Enve SES 8.9 tubular

The draw: Fast and responsive


A proven wind tunnel standout that is light enough for even the hilliest triathlon courses, the Enve SES 8.9 tubular is one of the fastest wheelsets available. The rims employ a wide U-shaped profile to help create excellent aerodynamic performance across a range of wind conditions, while creating the feeling of confidence in strong side winds. Available with a variety of durable hubs, the Enve SES 8.9 is a fast and versatile wheelset for riders of average weight looking for extra speed without sacrificing ride quality.

Xentis Squad 7.5 Clincher

The draw: Standout look and stiffness

If you’re tired of upgrading your bike only to find half your transition rack is sporting the same piece of gear, these wheels from Xentis are sure to make your bike stand out. The brand is new in the U.S., but has a long history with German triathletes. Braking feels unique. Stopping begins gradually and ramps up quickly while applying moderate pressure without having the tendency to lock up. Clydesdales take notice: They are quite robust and capable of withstanding the loads of larger riders.

Reynolds 72 Aero

The draw: Unique aero story


Fat rims are in, but Reynolds has a different answer. Like many other top wheels, the outer diameter of the Aero 72 is very broad; the inner edge is unique, however. It’s pointy, almost sharp, and Reynolds claims this design difference reduces drag. Control in crosswinds is acceptable although not excellent, and braking feels reliable in dry conditions. When sprinting, these wheels come to life. They kick forward without hesitation.

Hed Ardennes Plus SL

The draw: Exhilarating ride

While this wheel looks similar to most training wheels, it feels remarkably different on the road. Broad rims do more than direct air around the rim. Spreading the tire apart creates a larger pillow of air to absorb and deflect road vibration. With a moderately wide 25C tire, the Ardennes Plus SL seems to float over the pavement, muting any roughness in the road. Cornering performance also benefits. These wheels build a rider’s confidence as they go deeper into a turn, knowing the rubber is positioned just right to aggressively jam through a bend.

Easton EA90 SLX

The draw: Toughness; responsive feel

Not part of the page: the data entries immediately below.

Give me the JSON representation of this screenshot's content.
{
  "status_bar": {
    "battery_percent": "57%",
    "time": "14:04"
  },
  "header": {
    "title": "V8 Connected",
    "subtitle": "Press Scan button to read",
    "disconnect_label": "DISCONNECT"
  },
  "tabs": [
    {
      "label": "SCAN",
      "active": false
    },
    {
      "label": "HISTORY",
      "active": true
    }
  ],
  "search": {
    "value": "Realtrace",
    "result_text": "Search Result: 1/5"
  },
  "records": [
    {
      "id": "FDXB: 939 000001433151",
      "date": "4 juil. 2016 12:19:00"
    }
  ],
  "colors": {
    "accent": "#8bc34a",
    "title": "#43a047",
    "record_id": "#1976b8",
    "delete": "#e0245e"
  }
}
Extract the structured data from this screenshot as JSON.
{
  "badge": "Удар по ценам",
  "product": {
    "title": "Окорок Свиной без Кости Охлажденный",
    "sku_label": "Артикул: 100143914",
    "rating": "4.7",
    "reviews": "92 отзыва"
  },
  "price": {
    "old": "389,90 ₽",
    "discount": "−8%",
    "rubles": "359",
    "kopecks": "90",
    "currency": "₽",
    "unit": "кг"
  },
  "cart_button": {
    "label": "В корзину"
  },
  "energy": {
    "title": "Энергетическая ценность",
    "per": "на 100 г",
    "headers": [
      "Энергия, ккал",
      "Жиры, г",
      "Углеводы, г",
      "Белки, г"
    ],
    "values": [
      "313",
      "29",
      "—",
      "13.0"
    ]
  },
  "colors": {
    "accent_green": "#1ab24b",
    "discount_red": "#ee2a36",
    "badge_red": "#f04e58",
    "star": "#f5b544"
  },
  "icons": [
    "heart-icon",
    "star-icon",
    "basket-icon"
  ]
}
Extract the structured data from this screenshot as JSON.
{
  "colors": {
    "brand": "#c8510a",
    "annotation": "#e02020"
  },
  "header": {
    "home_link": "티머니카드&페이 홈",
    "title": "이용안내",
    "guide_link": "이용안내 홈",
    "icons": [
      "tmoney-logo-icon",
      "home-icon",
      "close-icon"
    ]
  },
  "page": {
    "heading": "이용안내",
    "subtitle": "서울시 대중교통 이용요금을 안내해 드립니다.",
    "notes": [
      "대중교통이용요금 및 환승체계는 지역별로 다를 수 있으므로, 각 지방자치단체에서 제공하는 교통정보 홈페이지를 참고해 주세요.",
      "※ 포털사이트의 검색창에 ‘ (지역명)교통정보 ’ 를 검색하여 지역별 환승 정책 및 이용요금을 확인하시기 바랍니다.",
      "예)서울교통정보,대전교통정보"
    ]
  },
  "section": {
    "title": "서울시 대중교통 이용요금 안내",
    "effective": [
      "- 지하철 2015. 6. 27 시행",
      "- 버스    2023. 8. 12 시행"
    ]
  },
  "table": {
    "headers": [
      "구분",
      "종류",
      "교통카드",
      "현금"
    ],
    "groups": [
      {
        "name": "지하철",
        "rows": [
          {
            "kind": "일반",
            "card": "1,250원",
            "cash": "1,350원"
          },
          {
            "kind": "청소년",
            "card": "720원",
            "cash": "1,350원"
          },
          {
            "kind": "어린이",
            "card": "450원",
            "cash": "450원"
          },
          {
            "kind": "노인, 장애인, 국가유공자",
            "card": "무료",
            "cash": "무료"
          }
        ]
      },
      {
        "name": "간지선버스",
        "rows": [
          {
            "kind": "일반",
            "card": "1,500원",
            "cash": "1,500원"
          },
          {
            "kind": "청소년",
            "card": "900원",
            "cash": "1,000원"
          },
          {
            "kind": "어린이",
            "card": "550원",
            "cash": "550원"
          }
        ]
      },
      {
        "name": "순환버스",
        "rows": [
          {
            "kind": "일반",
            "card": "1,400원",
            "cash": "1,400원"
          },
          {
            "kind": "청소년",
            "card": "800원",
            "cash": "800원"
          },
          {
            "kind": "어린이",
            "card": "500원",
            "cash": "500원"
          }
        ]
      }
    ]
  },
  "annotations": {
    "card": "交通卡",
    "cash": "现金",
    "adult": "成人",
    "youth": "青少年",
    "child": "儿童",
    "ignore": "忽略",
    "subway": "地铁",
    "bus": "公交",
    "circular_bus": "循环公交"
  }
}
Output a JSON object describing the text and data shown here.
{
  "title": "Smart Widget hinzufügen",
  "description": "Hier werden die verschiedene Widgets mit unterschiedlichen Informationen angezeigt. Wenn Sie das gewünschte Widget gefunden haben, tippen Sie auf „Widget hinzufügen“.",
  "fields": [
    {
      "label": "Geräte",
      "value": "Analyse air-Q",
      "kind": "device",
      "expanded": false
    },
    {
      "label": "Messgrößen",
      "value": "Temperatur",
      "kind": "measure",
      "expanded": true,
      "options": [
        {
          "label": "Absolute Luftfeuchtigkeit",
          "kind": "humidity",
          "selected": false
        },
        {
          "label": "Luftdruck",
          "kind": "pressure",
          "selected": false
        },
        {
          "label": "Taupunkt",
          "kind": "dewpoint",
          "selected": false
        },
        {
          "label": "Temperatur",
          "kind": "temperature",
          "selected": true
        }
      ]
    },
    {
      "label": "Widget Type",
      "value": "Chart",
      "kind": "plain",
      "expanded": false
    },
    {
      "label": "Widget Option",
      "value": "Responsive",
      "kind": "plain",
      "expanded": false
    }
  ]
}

Does your definition of a successful ride include something other than a new personal record? To make your bike more fun to ride, no upgrade is better than a light, shallow pair of aluminum wheels. Reducing aero drag doesn’t make a bike feel more responsive, but these wheels do. Sprint and they respond. You can charge through corners knowing the aluminum brake track is equipped to burn speed off in a hurry. And these wheels are equipped for tubeless tires without a conversion kit, allowing for smoother, puncture-free rides. Robust hubs and other components help you forget about the wheels and focus on riding.